+++ EXTRACTED MATERIAL

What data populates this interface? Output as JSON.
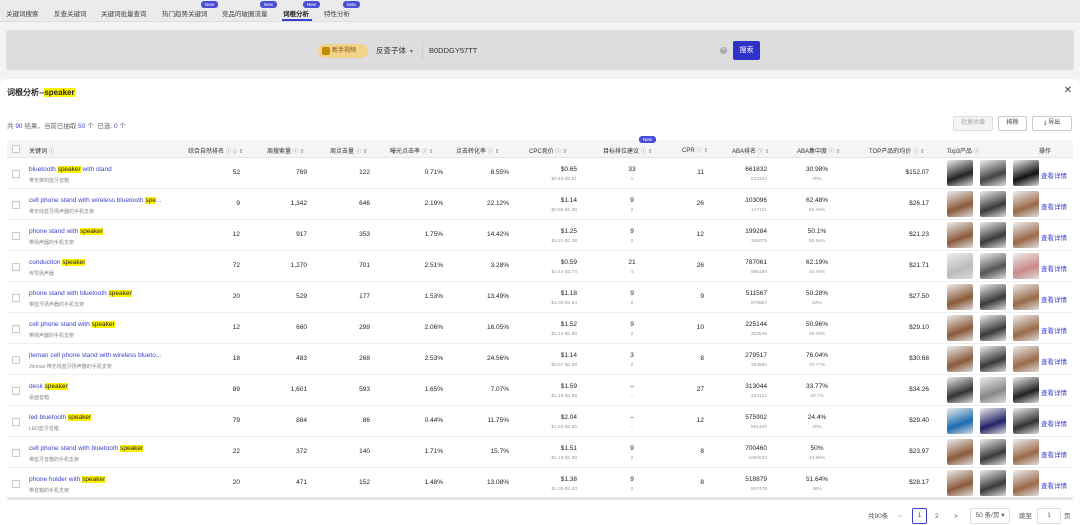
{
  "nav": {
    "tabs": [
      {
        "label": "关键词搜索"
      },
      {
        "label": "反查关键词"
      },
      {
        "label": "关键词批量查询"
      },
      {
        "label": "热门趋势关键词",
        "tag": "New"
      },
      {
        "label": "竞品的破圈流量",
        "tag": "New"
      },
      {
        "label": "词根分析",
        "tag": "New",
        "active": true
      },
      {
        "label": "特性分析",
        "tag": "beta"
      }
    ]
  },
  "search": {
    "video_label": "新手视频",
    "type_value": "反查子体",
    "asin_value": "B0DDGY57TT",
    "clear_glyph": "×",
    "button_label": "搜索"
  },
  "modal": {
    "title_prefix": "词根分析--",
    "title_keyword": "speaker",
    "close_glyph": "✕",
    "count": {
      "a": "共",
      "total": "90",
      "b": "结果，当前已抽取",
      "extracted": "50",
      "c": "个",
      "d": "已选:",
      "selected": "0",
      "e": "个"
    },
    "batch_label": "批量收藏",
    "exclude_label": "排除",
    "export_label": "导出",
    "export_icon": "download-icon"
  },
  "columns": [
    {
      "label": "关键词",
      "help": "ⓘ"
    },
    {
      "label": "综合自然排名",
      "help": "ⓘ",
      "sort": "◇ ⇕"
    },
    {
      "label": "周搜索量",
      "help": "ⓘ",
      "sort": "⇕"
    },
    {
      "label": "周点击量",
      "help": "ⓘ",
      "sort": "⇕"
    },
    {
      "label": "曝光点击率",
      "help": "ⓘ",
      "sort": "⇕"
    },
    {
      "label": "点击转化率",
      "help": "ⓘ",
      "sort": "⇕"
    },
    {
      "label": "CPC竞价",
      "help": "ⓘ",
      "sort": "⇕"
    },
    {
      "label": "目标排位建议",
      "help": "ⓘ",
      "sort": "⇕",
      "tag": "New"
    },
    {
      "label": "CPR",
      "help": "ⓘ",
      "sort": "⇕"
    },
    {
      "label": "ABA排名",
      "help": "ⓘ",
      "sort": "⇕"
    },
    {
      "label": "ABA集中度",
      "help": "ⓘ",
      "sort": "⇕"
    },
    {
      "label": "TOP产品的均价",
      "help": "ⓘ",
      "sort": "⇕"
    },
    {
      "label": "Top3产品",
      "help": "ⓘ"
    },
    {
      "label": "操作"
    }
  ],
  "rows": [
    {
      "kw_a": "bluetooth ",
      "kw_hl": "speaker",
      "kw_b": " with stand",
      "zh": "带支架的蓝牙音箱",
      "rank": "52",
      "search": "769",
      "clicks": "122",
      "ctr": "0.71%",
      "cvr": "8.55%",
      "cpc": "$0.65",
      "cpc_range": "$0.48-$0.81",
      "target": "33",
      "target_sub": "1",
      "cpr": "11",
      "aba": "661832",
      "aba_sub": "613134",
      "conc": "30.98%",
      "conc_sub": "30%",
      "price": "$152.07",
      "action": "查看详情",
      "thumbs": [
        "#222",
        "#444",
        "#111"
      ]
    },
    {
      "kw_a": "cell phone stand with wireless bluetooth ",
      "kw_hl": "spe",
      "kw_b": "...",
      "zh": "带无线蓝牙扬声器的手机支架",
      "rank": "9",
      "search": "1,342",
      "clicks": "646",
      "ctr": "2.19%",
      "cvr": "22.12%",
      "cpc": "$1.14",
      "cpc_range": "$0.88-$1.36",
      "target": "9",
      "target_sub": "2",
      "cpr": "26",
      "aba": "103096",
      "aba_sub": "147721",
      "conc": "62.48%",
      "conc_sub": "66.45%",
      "price": "$26.17",
      "action": "查看详情",
      "thumbs": [
        "#8a5a3a",
        "#3a3a3a",
        "#9a6a4a"
      ]
    },
    {
      "kw_a": "phone stand with ",
      "kw_hl": "speaker",
      "kw_b": "",
      "zh": "带扬声器的手机支架",
      "rank": "12",
      "search": "917",
      "clicks": "353",
      "ctr": "1.75%",
      "cvr": "14.42%",
      "cpc": "$1.25",
      "cpc_range": "$3.31-$1.38",
      "target": "9",
      "target_sub": "2",
      "cpr": "12",
      "aba": "199284",
      "aba_sub": "336075",
      "conc": "50.1%",
      "conc_sub": "50.58%",
      "price": "$21.23",
      "action": "查看详情",
      "thumbs": [
        "#8a5a3a",
        "#3a3a3a",
        "#9a6a4a"
      ]
    },
    {
      "kw_a": "conduction ",
      "kw_hl": "speaker",
      "kw_b": "",
      "zh": "传导扬声器",
      "rank": "72",
      "search": "1,270",
      "clicks": "701",
      "ctr": "2.51%",
      "cvr": "3.28%",
      "cpc": "$0.59",
      "cpc_range": "$3.44-$3.74",
      "target": "21",
      "target_sub": "4",
      "cpr": "26",
      "aba": "787061",
      "aba_sub": "866198",
      "conc": "62.19%",
      "conc_sub": "45.45%",
      "price": "$21.71",
      "action": "查看详情",
      "thumbs": [
        "#bbb",
        "#555",
        "#c88"
      ]
    },
    {
      "kw_a": "phone stand with bluetooth ",
      "kw_hl": "speaker",
      "kw_b": "",
      "zh": "带蓝牙扬声器的手机支架",
      "rank": "20",
      "search": "529",
      "clicks": "177",
      "ctr": "1.53%",
      "cvr": "13.49%",
      "cpc": "$1.18",
      "cpc_range": "$1.00-$1.54",
      "target": "9",
      "target_sub": "2",
      "cpr": "9",
      "aba": "511567",
      "aba_sub": "876587",
      "conc": "50.28%",
      "conc_sub": "52%",
      "price": "$27.50",
      "action": "查看详情",
      "thumbs": [
        "#8a5a3a",
        "#3a3a3a",
        "#9a6a4a"
      ]
    },
    {
      "kw_a": "cell phone stand with ",
      "kw_hl": "speaker",
      "kw_b": "",
      "zh": "带扬声器的手机支架",
      "rank": "12",
      "search": "660",
      "clicks": "299",
      "ctr": "2.06%",
      "cvr": "16.05%",
      "cpc": "$1.52",
      "cpc_range": "$1.14-$1.90",
      "target": "9",
      "target_sub": "2",
      "cpr": "10",
      "aba": "225144",
      "aba_sub": "323549",
      "conc": "50.96%",
      "conc_sub": "39.06%",
      "price": "$29.10",
      "action": "查看详情",
      "thumbs": [
        "#8a5a3a",
        "#3a3a3a",
        "#9a6a4a"
      ]
    },
    {
      "kw_a": "jteman cell phone stand with wireless blueto...",
      "kw_hl": "",
      "kw_b": "",
      "zh": "Jteman 带无线蓝牙扬声器的手机支架",
      "rank": "18",
      "search": "483",
      "clicks": "268",
      "ctr": "2.53%",
      "cvr": "24.56%",
      "cpc": "$1.14",
      "cpc_range": "$0.67-$1.39",
      "target": "3",
      "target_sub": "2",
      "cpr": "8",
      "aba": "279517",
      "aba_sub": "353860",
      "conc": "76.04%",
      "conc_sub": "70.77%",
      "price": "$30.68",
      "action": "查看详情",
      "thumbs": [
        "#8a5a3a",
        "#3a3a3a",
        "#9a6a4a"
      ]
    },
    {
      "kw_a": "desk ",
      "kw_hl": "speaker",
      "kw_b": "",
      "zh": "桌面音箱",
      "rank": "89",
      "search": "1,601",
      "clicks": "593",
      "ctr": "1.65%",
      "cvr": "7.07%",
      "cpc": "$1.59",
      "cpc_range": "$1.18-$1.99",
      "target": "–",
      "target_sub": "–",
      "cpr": "27",
      "aba": "313044",
      "aba_sub": "333121",
      "conc": "33.77%",
      "conc_sub": "29.7%",
      "price": "$34.26",
      "action": "查看详情",
      "thumbs": [
        "#333",
        "#888",
        "#222"
      ]
    },
    {
      "kw_a": "led bluetooth ",
      "kw_hl": "speaker",
      "kw_b": "",
      "zh": "LED蓝牙音箱",
      "rank": "79",
      "search": "884",
      "clicks": "86",
      "ctr": "0.44%",
      "cvr": "11.75%",
      "cpc": "$2.04",
      "cpc_range": "$1.53-$2.55",
      "target": "–",
      "target_sub": "–",
      "cpr": "12",
      "aba": "575902",
      "aba_sub": "591400",
      "conc": "24.4%",
      "conc_sub": "20%",
      "price": "$29.40",
      "action": "查看详情",
      "thumbs": [
        "#1a6ab0",
        "#226",
        "#333"
      ]
    },
    {
      "kw_a": "cell phone stand with bluetooth ",
      "kw_hl": "speaker",
      "kw_b": "",
      "zh": "带蓝牙音箱的手机支架",
      "rank": "22",
      "search": "372",
      "clicks": "140",
      "ctr": "1.71%",
      "cvr": "15.7%",
      "cpc": "$1.51",
      "cpc_range": "$1.13-$1.89",
      "target": "9",
      "target_sub": "2",
      "cpr": "8",
      "aba": "700460",
      "aba_sub": "1063633",
      "conc": "50%",
      "conc_sub": "43.59%",
      "price": "$23.97",
      "action": "查看详情",
      "thumbs": [
        "#8a5a3a",
        "#3a3a3a",
        "#9a6a4a"
      ]
    },
    {
      "kw_a": "phone holder with ",
      "kw_hl": "speaker",
      "kw_b": "",
      "zh": "带音箱的手机支架",
      "rank": "20",
      "search": "471",
      "clicks": "152",
      "ctr": "1.48%",
      "cvr": "13.08%",
      "cpc": "$1.38",
      "cpc_range": "$1.00-$1.83",
      "target": "9",
      "target_sub": "2",
      "cpr": "8",
      "aba": "518879",
      "aba_sub": "907476",
      "conc": "51.64%",
      "conc_sub": "36%",
      "price": "$28.17",
      "action": "查看详情",
      "thumbs": [
        "#8a5a3a",
        "#3a3a3a",
        "#9a6a4a"
      ]
    }
  ],
  "pagination": {
    "total_label": "共90条",
    "prev": "<",
    "page1": "1",
    "page2": "2",
    "next": ">",
    "size": "50 条/页",
    "jump_label": "跳至",
    "jump_value": "1",
    "page_unit": "页"
  }
}
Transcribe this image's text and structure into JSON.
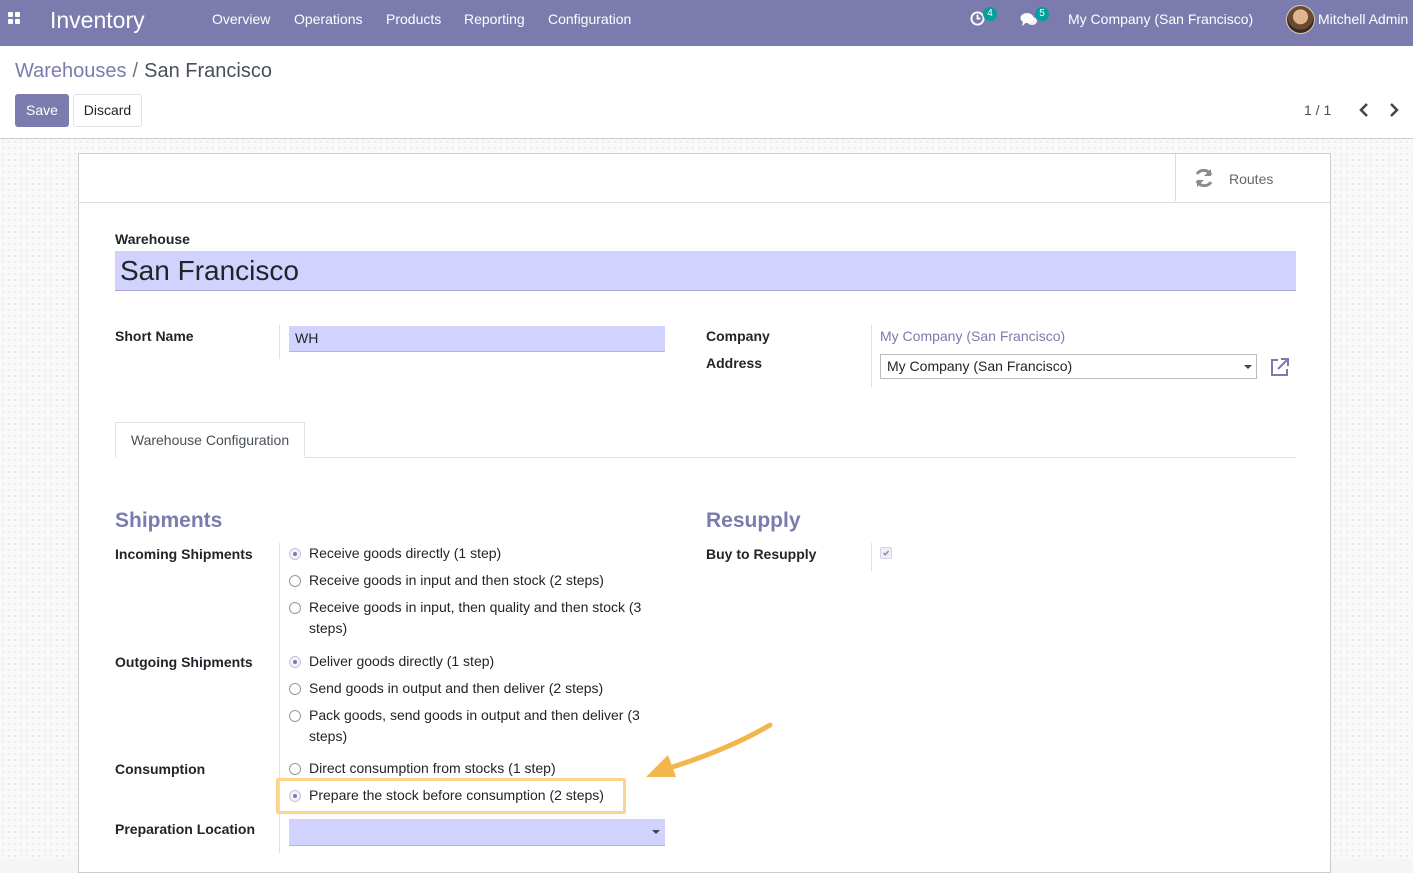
{
  "navbar": {
    "app_title": "Inventory",
    "menu": [
      "Overview",
      "Operations",
      "Products",
      "Reporting",
      "Configuration"
    ],
    "activity_count": "4",
    "message_count": "5",
    "company": "My Company (San Francisco)",
    "user": "Mitchell Admin"
  },
  "breadcrumb": {
    "parent": "Warehouses",
    "separator": "/",
    "current": "San Francisco"
  },
  "toolbar": {
    "save_label": "Save",
    "discard_label": "Discard",
    "pager": "1 / 1"
  },
  "button_box": {
    "routes_label": "Routes"
  },
  "form": {
    "warehouse_label": "Warehouse",
    "warehouse_name": "San Francisco",
    "short_name_label": "Short Name",
    "short_name_value": "WH",
    "company_label": "Company",
    "company_value": "My Company (San Francisco)",
    "address_label": "Address",
    "address_value": "My Company (San Francisco)"
  },
  "tabs": [
    "Warehouse Configuration"
  ],
  "shipments": {
    "title": "Shipments",
    "incoming_label": "Incoming Shipments",
    "incoming_options": [
      {
        "label": "Receive goods directly (1 step)",
        "checked": true
      },
      {
        "label": "Receive goods in input and then stock (2 steps)",
        "checked": false
      },
      {
        "label": "Receive goods in input, then quality and then stock (3",
        "label_cont": "steps)",
        "checked": false
      }
    ],
    "outgoing_label": "Outgoing Shipments",
    "outgoing_options": [
      {
        "label": "Deliver goods directly (1 step)",
        "checked": true
      },
      {
        "label": "Send goods in output and then deliver (2 steps)",
        "checked": false
      },
      {
        "label": "Pack goods, send goods in output and then deliver (3",
        "label_cont": "steps)",
        "checked": false
      }
    ],
    "consumption_label": "Consumption",
    "consumption_options": [
      {
        "label": "Direct consumption from stocks (1 step)",
        "checked": false
      },
      {
        "label": "Prepare the stock before consumption (2 steps)",
        "checked": true
      }
    ],
    "preparation_location_label": "Preparation Location",
    "preparation_location_value": ""
  },
  "resupply": {
    "title": "Resupply",
    "buy_label": "Buy to Resupply",
    "buy_checked": true
  },
  "colors": {
    "brand": "#7c7bad",
    "input_bg": "#d2d2ff",
    "badge": "#00a09d",
    "highlight": "#fbd58d",
    "arrow": "#f3b64c"
  }
}
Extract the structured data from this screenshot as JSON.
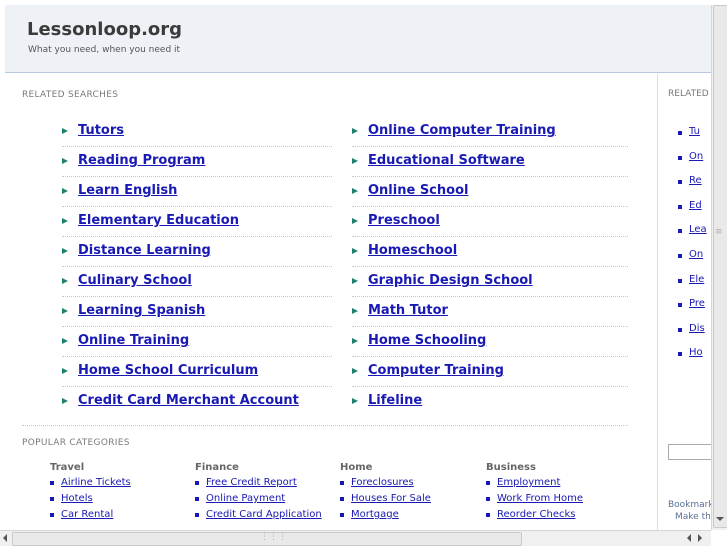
{
  "header": {
    "title": "Lessonloop.org",
    "tagline": "What you need, when you need it"
  },
  "related_title": "RELATED SEARCHES",
  "related_left": [
    "Tutors",
    "Reading Program",
    "Learn English",
    "Elementary Education",
    "Distance Learning",
    "Culinary School",
    "Learning Spanish",
    "Online Training",
    "Home School Curriculum",
    "Credit Card Merchant Account"
  ],
  "related_right": [
    "Online Computer Training",
    "Educational Software",
    "Online School",
    "Preschool",
    "Homeschool",
    "Graphic Design School",
    "Math Tutor",
    "Home Schooling",
    "Computer Training",
    "Lifeline"
  ],
  "popular_title": "POPULAR CATEGORIES",
  "categories": [
    {
      "title": "Travel",
      "items": [
        "Airline Tickets",
        "Hotels",
        "Car Rental"
      ]
    },
    {
      "title": "Finance",
      "items": [
        "Free Credit Report",
        "Online Payment",
        "Credit Card Application"
      ]
    },
    {
      "title": "Home",
      "items": [
        "Foreclosures",
        "Houses For Sale",
        "Mortgage"
      ]
    },
    {
      "title": "Business",
      "items": [
        "Employment",
        "Work From Home",
        "Reorder Checks"
      ]
    }
  ],
  "sidebar": {
    "title": "RELATED",
    "items": [
      "Tu",
      "On",
      "Re",
      "Ed",
      "Lea",
      "On",
      "Ele",
      "Pre",
      "Dis",
      "Ho"
    ],
    "bookmark": "Bookmark",
    "make_this": "Make thi"
  }
}
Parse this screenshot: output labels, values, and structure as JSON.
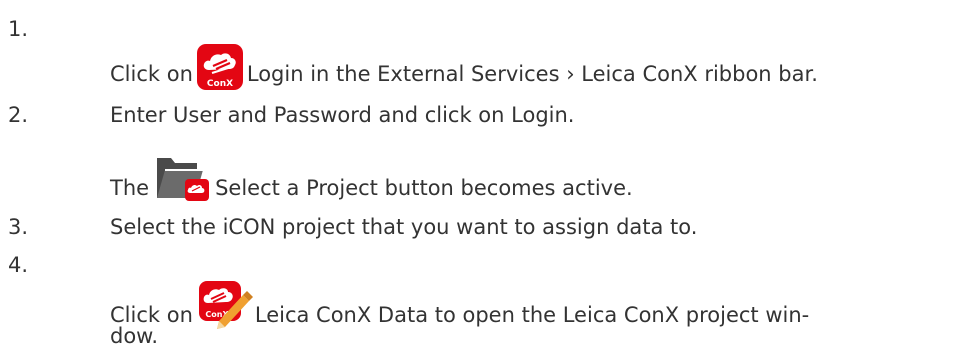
{
  "steps": [
    {
      "number": "1.",
      "text_before": "Click on",
      "icon": "conx-login-icon",
      "text_after": "Login in the External Services › Leica ConX ribbon bar."
    },
    {
      "number": "2.",
      "text": "Enter User and Password and click on Login.",
      "sub": {
        "text_before": "The",
        "icon": "select-project-folder-icon",
        "text_after": "Select a Project button becomes active."
      }
    },
    {
      "number": "3.",
      "text": "Select the iCON project that you want to assign data to."
    },
    {
      "number": "4.",
      "text_before": "Click on",
      "icon": "conx-data-edit-icon",
      "text_after": "Leica ConX Data to open the Leica ConX project win-",
      "continuation": "dow."
    }
  ],
  "icon_labels": {
    "conx": "ConX"
  },
  "colors": {
    "text": "#333333",
    "brand_red": "#e30613",
    "folder_gray": "#555555",
    "pencil_orange": "#f0a030"
  }
}
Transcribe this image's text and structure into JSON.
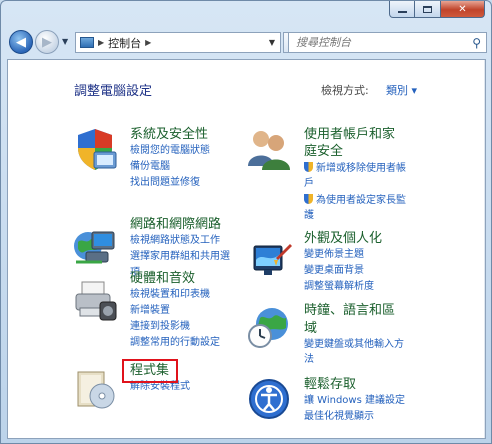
{
  "window": {
    "minimize_icon": "minimize-icon",
    "maximize_icon": "maximize-icon",
    "close_icon": "close-icon",
    "close_glyph": "✕"
  },
  "nav": {
    "back_glyph": "◀",
    "forward_glyph": "▶",
    "address_segments": [
      "控制台"
    ],
    "refresh_glyph": "↻",
    "search_placeholder": "搜尋控制台",
    "search_glyph": "⚲"
  },
  "header": {
    "title": "調整電腦設定",
    "view_by_label": "檢視方式:",
    "view_by_value": "類別 ▾"
  },
  "categories": {
    "system": {
      "title": "系統及安全性",
      "links": [
        "檢閱您的電腦狀態",
        "備份電腦",
        "找出問題並修復"
      ]
    },
    "network": {
      "title": "網路和網際網路",
      "links": [
        "檢視網路狀態及工作",
        "選擇家用群組和共用選",
        "項"
      ]
    },
    "hardware": {
      "title": "硬體和音效",
      "links": [
        "檢視裝置和印表機",
        "新增裝置",
        "連接到投影機",
        "調整常用的行動設定"
      ]
    },
    "programs": {
      "title": "程式集",
      "links": [
        "解除安裝程式"
      ]
    },
    "users": {
      "title_line1": "使用者帳戶和家",
      "title_line2": "庭安全",
      "links": [
        "新增或移除使用者帳",
        "戶",
        "為使用者設定家長監",
        "護"
      ]
    },
    "appearance": {
      "title": "外觀及個人化",
      "links": [
        "變更佈景主題",
        "變更桌面背景",
        "調整螢幕解析度"
      ]
    },
    "clock": {
      "title_line1": "時鐘、語言和區",
      "title_line2": "域",
      "links": [
        "變更鍵盤或其他輸入方",
        "法"
      ]
    },
    "ease": {
      "title": "輕鬆存取",
      "links": [
        "讓 Windows 建議設定",
        "最佳化視覺顯示"
      ]
    }
  },
  "colors": {
    "category_title": "#1a5f2c",
    "link": "#2461bd",
    "heading": "#1e3287",
    "highlight_box": "#e0121b"
  }
}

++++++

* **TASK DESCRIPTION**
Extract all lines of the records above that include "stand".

* **RESULT FOR THIS EXERCISE**
      "kw_b": " with stand",
      "kw_a": "cell phone stand with wireless bluetooth ",
      "kw_a": "phone stand with ",
      "kw_a": "phone stand with bluetooth ",
      "kw_a": "cell phone stand with ",
      "kw_a": "jteman cell phone stand with wireless blueto...",
      "kw_a": "cell phone stand with bluetooth ",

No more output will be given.